This week on my blog I have been talking about confession. Confession within our families is a hard task. It involves humility and selflessness. But not confessing when we have hurt, maimed and mutilated allows the enemy to create walls and distance between us and those we love most.

When I was a young mom I was incredibly impatient with our two daughters and my husband. I would lose my temper, yell and throw things. Over the years God began to deal with me. He revealed through church, friends and His word how to manage discipline and life without anger. I started apologizing to my kids and my spouse when I would blow up, admitting to them it was wrong and that I was sorry.


Confession does not always mean an automatic change in behavior. Often, God allows difficulty to enter our lives to temper us. I know He did in mine. While suffering can cause us to be bitter, we need to choose to whom we are loyal. Bitterness will not make my relationship with God better, nor with my family. I must be pliable clay in the Potter's hands. 

The word that came to Jeremiah from the Lord: ‘Arise, and go down to the potter’s house, and there I will let you hear my words.’ So I went down to the potter’s house and there he was working at his wheel. And the vessel he was making of clay was spoiled in the potter’s hand, and he reworked it into another vessel, as it seemed good to the potter to do.
— Jeremiah 18:1-4

Today, think about your family. Is there someone you need to confess to? Someone who deserves an apology? Did you snip at your husband this morning? Did you yell at your daughter to clean her room? Did you discipline your five year old out of anger and impatience? Go to them and confess. Restore their faith in you and in God. It's worth it to get out of the "sticky wicket."

Family is like a tree.

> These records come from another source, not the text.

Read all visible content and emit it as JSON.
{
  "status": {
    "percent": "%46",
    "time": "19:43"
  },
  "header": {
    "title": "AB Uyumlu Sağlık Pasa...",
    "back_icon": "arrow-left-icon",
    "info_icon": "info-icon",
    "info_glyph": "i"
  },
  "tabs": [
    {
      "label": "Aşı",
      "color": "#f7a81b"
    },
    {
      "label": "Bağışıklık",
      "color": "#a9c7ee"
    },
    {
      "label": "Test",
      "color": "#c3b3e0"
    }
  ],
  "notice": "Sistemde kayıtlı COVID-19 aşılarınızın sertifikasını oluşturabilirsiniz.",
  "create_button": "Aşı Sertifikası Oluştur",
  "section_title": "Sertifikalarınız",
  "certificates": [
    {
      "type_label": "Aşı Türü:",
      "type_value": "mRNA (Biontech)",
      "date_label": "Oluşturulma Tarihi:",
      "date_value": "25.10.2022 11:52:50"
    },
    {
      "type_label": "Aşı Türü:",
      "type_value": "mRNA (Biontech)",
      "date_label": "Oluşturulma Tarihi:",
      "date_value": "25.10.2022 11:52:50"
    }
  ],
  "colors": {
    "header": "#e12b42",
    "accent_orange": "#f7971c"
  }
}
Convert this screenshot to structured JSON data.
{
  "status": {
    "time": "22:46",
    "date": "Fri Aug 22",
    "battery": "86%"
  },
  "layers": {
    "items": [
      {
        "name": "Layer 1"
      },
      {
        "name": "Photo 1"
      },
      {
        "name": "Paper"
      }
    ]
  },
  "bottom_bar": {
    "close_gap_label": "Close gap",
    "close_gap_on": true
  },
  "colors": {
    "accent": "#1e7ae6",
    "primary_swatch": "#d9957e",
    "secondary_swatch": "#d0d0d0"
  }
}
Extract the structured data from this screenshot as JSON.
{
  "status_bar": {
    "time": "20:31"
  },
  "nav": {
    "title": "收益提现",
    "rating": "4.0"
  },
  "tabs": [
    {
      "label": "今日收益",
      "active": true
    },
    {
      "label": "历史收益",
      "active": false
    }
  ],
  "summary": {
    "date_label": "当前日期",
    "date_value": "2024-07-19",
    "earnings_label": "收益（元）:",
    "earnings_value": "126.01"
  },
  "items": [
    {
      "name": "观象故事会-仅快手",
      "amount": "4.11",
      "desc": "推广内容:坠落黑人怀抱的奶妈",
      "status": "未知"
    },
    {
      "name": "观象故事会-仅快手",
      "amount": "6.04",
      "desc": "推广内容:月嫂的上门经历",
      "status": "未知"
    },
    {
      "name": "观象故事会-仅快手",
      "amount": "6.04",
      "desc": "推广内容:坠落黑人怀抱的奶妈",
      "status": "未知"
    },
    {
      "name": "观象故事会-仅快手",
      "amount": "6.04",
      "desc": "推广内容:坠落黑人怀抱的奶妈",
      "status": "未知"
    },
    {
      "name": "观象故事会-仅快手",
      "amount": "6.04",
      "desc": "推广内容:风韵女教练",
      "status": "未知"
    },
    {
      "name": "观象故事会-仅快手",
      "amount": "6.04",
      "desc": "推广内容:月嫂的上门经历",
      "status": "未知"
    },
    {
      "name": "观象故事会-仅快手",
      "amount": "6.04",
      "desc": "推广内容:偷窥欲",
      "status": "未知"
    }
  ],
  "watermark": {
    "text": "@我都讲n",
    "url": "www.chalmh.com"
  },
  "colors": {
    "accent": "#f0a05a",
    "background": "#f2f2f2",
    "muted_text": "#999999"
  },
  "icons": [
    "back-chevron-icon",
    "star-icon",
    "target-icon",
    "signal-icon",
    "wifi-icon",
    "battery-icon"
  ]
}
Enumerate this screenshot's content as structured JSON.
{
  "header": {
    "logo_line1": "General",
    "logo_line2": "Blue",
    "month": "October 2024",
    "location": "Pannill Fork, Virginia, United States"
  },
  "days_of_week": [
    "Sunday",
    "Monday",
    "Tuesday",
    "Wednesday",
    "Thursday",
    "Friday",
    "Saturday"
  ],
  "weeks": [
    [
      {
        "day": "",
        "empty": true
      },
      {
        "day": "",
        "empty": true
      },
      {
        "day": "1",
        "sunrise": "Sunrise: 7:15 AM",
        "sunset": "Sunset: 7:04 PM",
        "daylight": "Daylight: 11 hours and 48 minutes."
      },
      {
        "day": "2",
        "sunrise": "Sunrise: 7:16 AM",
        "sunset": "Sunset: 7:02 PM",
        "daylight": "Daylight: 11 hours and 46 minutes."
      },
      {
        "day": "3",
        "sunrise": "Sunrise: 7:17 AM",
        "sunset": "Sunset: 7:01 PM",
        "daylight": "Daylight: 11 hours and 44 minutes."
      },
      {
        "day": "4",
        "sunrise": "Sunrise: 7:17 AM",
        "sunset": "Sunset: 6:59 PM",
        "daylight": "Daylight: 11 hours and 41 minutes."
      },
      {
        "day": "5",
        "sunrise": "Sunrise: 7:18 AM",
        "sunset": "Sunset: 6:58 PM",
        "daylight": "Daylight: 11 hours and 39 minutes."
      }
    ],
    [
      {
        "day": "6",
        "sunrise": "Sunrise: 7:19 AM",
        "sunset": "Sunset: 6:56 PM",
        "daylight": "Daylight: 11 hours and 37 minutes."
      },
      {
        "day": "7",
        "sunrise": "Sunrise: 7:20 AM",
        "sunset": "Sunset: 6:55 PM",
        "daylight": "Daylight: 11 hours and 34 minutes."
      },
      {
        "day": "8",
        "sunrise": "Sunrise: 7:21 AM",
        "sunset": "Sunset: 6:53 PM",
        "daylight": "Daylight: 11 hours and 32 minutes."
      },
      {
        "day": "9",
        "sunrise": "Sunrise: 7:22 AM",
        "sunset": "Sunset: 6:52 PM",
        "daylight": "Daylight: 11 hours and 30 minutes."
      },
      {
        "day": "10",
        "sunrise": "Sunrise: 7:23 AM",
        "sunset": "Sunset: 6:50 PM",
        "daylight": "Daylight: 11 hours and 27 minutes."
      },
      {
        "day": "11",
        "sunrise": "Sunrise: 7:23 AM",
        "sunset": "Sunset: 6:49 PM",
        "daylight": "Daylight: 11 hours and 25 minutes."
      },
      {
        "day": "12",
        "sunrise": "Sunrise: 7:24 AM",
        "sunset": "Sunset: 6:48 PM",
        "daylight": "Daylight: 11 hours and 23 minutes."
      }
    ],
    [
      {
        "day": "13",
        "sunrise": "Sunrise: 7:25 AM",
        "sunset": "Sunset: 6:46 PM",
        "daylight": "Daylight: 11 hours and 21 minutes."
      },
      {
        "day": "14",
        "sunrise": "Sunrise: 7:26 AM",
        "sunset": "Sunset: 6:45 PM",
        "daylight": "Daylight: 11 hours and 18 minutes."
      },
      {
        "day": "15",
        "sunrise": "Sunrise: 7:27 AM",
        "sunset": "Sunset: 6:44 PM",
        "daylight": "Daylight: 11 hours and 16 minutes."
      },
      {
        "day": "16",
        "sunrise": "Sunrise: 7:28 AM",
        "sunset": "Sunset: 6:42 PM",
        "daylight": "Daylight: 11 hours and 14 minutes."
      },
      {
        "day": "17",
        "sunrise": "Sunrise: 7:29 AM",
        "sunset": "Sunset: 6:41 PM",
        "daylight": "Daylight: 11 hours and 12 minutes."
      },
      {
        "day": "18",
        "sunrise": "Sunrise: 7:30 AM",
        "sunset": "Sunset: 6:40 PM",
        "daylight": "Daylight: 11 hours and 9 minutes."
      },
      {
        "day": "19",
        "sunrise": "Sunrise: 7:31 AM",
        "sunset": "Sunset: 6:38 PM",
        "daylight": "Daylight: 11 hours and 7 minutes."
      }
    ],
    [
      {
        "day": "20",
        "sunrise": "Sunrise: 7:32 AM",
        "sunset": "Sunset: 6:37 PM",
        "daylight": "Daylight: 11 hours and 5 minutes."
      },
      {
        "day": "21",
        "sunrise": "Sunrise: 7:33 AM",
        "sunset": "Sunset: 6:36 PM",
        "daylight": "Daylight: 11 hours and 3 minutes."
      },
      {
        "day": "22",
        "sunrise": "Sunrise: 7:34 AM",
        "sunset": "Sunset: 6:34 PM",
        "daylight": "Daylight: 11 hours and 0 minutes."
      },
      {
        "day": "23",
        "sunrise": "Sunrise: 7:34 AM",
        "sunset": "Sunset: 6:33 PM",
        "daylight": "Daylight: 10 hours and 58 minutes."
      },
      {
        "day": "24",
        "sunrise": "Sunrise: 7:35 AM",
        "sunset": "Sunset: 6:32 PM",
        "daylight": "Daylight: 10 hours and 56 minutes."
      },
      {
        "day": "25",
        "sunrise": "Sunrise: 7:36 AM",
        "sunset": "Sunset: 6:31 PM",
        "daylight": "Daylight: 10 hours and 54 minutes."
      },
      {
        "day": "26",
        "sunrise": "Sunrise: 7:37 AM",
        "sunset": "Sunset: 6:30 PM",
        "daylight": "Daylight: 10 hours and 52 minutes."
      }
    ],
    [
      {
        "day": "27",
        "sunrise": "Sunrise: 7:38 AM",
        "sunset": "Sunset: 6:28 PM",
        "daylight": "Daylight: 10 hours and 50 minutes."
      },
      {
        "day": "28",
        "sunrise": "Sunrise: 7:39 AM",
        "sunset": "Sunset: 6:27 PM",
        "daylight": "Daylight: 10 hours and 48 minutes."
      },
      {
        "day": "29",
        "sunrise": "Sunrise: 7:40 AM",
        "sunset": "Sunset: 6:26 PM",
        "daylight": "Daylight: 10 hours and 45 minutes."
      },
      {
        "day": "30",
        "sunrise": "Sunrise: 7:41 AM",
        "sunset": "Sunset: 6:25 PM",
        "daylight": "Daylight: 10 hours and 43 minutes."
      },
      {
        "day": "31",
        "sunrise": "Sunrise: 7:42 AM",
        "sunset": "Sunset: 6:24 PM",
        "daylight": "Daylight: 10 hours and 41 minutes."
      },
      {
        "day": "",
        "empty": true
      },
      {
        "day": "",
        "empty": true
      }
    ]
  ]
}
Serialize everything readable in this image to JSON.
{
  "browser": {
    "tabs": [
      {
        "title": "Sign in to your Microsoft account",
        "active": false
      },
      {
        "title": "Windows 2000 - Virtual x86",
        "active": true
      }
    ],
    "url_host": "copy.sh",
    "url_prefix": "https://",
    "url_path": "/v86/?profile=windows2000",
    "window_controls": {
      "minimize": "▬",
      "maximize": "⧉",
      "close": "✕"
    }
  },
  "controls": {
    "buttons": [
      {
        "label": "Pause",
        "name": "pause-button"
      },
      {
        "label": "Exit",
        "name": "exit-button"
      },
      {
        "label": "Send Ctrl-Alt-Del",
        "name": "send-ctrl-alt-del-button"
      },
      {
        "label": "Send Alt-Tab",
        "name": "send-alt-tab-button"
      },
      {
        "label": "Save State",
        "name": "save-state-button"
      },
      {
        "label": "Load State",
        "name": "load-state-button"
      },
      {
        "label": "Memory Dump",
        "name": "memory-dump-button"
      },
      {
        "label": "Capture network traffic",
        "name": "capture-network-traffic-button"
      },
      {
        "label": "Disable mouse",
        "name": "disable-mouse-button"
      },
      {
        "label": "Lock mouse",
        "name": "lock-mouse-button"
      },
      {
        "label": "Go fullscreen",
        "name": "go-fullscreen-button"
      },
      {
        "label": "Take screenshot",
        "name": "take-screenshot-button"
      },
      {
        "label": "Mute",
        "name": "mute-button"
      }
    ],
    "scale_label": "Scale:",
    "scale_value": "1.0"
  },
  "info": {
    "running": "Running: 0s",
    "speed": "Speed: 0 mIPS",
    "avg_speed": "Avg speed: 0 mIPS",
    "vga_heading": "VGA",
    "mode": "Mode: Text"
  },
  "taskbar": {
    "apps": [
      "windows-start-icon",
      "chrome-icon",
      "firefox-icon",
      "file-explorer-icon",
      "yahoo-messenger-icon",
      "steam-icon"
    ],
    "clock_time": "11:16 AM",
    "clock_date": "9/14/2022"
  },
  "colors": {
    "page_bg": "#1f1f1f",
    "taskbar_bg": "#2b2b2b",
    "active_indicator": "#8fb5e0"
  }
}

There is a beautiful picture that shows a tree standing tall and the words written beside it read, "Family is like branches on a tree. We all grow in different directions, yet our roots remain as one." The very first time I saw that picture, I thought how lovely and how true. Families are made up of so many diverse people. People with various personalities, likes and dislikes; people that we love madly and would even die for, yet the very same people who drive us to the brink of madness.

Photo Credit:  Rebecca Trumbull

Photo Credit: Rebecca Trumbull

fall tree yellow leaves

Living as a family, or as a community is often a trying experience. You have heard the expression, "Blood is thicker than water",  well it is also sticky, slimy and hard to clean up...not that I speak from personal experience and no, I do not have any bodies buried in my back yard, other than my daughters' childhood guinea pigs. However, the analogy holds true. Families can be loyal, loving and trustworthy, but they can also be the source of great pain and long suffering.

This page is a place for you to come to find camaraderie in the ups and downs of living and loving our families. Are your children young, energetic and you need advice?  Is your husband not the same person you thought you married?  Are you, like me, co-parenting your grandkids? Let's walk this journey together.

Families are complex and full  of layers.  I look forward to exploring them with you.